This isn't Carrie Bradshaw's vision of Manhattan splendor, the one filled with glamorous shoes and fabulous restaurants and sex. This is a grittier NYC, with bodegas, hot-dog vendors and people cramming the streets. Brooklyn is the kind of neighborhood where a couple of guys can borrow three grand from a loan-shark cousin (with $300 interest payments due every Friday), use the money to buy a bolt of stolen denim, scam a meeting with a famous fashion designer and scrounge more dough to hire a pattern-maker to cut a sample. And that, in fact, is what happens over the first four shows in its eight-episode first season. That, and a lot of searching for even more cash.
How to Make It in America is billed as a comedy, but other than the occasional funny moments, it's really not. It's the story of two guys trying to win in a cutthroat market that can be exceedingly cruel to those with no money.
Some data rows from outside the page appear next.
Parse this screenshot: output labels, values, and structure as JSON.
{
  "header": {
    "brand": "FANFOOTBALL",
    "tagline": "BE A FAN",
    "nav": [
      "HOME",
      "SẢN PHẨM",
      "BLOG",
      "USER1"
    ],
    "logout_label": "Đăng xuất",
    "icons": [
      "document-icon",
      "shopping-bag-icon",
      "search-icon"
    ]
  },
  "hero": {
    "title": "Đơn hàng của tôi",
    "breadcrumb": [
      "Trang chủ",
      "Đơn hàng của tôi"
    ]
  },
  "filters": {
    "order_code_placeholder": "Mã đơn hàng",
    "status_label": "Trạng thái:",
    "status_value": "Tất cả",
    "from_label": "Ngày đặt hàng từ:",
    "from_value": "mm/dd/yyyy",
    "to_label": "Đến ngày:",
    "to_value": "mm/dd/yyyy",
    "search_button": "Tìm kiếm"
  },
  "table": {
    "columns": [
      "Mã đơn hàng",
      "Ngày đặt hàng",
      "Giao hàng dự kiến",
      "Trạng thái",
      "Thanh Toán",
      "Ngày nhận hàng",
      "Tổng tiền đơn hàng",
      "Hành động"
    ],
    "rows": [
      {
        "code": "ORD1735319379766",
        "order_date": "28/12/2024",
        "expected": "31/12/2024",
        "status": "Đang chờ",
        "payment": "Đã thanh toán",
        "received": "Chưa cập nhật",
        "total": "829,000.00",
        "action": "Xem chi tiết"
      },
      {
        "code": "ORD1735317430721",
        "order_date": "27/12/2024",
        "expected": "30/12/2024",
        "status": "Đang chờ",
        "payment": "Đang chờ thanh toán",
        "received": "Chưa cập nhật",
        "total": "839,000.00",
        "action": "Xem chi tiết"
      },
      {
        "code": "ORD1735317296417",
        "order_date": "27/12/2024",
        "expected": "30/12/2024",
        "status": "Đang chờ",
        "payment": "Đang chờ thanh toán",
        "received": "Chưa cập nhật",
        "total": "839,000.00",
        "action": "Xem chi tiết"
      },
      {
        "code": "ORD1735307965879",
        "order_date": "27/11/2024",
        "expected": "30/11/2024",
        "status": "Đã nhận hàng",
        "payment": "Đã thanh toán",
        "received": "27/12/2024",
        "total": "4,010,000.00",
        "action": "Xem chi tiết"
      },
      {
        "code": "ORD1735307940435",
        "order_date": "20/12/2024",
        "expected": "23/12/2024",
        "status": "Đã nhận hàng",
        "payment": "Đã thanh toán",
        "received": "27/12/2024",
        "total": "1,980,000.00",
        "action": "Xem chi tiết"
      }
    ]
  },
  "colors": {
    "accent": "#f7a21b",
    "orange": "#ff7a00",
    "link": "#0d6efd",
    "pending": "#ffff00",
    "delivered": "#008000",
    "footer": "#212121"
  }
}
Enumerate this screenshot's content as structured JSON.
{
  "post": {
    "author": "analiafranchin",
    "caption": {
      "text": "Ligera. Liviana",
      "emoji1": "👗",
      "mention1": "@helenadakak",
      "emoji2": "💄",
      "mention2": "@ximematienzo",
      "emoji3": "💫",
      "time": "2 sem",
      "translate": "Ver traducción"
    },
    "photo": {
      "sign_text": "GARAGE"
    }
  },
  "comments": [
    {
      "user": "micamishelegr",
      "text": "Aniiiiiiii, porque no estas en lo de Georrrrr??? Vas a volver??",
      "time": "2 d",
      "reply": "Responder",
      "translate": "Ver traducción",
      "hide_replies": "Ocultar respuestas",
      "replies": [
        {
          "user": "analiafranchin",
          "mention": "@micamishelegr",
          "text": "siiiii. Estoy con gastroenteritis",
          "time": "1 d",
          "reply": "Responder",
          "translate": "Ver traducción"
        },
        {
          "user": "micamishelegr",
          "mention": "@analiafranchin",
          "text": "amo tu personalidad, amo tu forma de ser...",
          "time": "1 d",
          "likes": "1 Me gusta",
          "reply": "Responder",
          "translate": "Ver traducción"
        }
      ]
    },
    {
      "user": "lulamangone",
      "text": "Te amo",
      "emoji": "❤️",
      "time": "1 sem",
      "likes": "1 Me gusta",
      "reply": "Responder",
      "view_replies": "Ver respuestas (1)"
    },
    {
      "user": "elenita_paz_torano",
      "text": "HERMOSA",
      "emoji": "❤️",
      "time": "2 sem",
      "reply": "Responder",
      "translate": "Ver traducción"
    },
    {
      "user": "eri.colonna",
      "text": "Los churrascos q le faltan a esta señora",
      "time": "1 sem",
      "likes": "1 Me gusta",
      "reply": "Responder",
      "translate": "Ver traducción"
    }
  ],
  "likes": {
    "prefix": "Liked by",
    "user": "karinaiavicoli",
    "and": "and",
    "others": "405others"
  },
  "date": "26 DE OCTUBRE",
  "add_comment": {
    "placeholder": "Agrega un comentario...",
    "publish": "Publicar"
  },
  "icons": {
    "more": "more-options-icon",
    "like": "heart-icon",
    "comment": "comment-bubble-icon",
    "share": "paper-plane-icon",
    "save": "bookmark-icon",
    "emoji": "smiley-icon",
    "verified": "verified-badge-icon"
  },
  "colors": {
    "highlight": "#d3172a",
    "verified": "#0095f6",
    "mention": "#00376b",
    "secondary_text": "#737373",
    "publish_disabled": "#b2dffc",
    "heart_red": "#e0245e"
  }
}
TV has always loved hustlers, whether it was Ralph Kramden with his get-rich-quick schemes, Max Klinger and his horse-trading or Turtle from Entourage scamming his way through Hollywood.
Fittingly, first-time writer Ian Edelman has collaborated with Emmy-nominated scriptwriter Rob Weiss and other Entourage talent, and the dynamic of the NYC friends feels familiar to the East Coast crew.
— Marc D. Allan
Teen suspension of reality
Through Feb. 28
Orlando Repertory Theatre
1001 E. Princeton St.
The Giver's protagonist is a 12-year-old boy named Jonas, whose task is to become the repository of cultural memory for his futuristic "Community" of enforced sameness and limited ability to love. And yet Jonas has been chosen for this task precisely because his natural curiosity and courage has distinguished him from his fellows — which throws the supposed notion of required conformity into disarray. Add to this conundrum the fact that, to all appearances, Jonas' stage family appears completely loving and supportive. In addition, we are told, for instance, that there are no hills left because land was needed to grow food, yet the sun is gone; and that even though there is no memory of warfare, when Jonas tries to escape, he is hunted down by planes and guns.
Since seeing the production, I have read portions of Lois Lowry's 1994 Newbery Medal—winning novel, The Giver, which has sold more than five million copies and become a staple of middle-school English classes. Here is the kernel of my critique: Lowry's novel itself lacks a coherent inner logic; what she states as reality is belied by what she reveals to us, and playwright Eric Coble has not been able to successfully solve many of the counterintuitive through lines. Compounding the dissonance is director Gary Cadwallader's discordant staging. For example, during scene transitions all the characters walk in straight lines in order to show compliance, yet within scenes they display no such characteristics.
For admirers of Lowry's novel, the Orlando Rep production will likely translate as coherent and agreeable. My only true enjoyment came from young Mark Koenig's admirable portrayal of Jonas. His forthright and non-fussy performance is The Giver's highlight and, to me, the only thing that made any sense.
— Al Krulickarts@orlandoweekly.com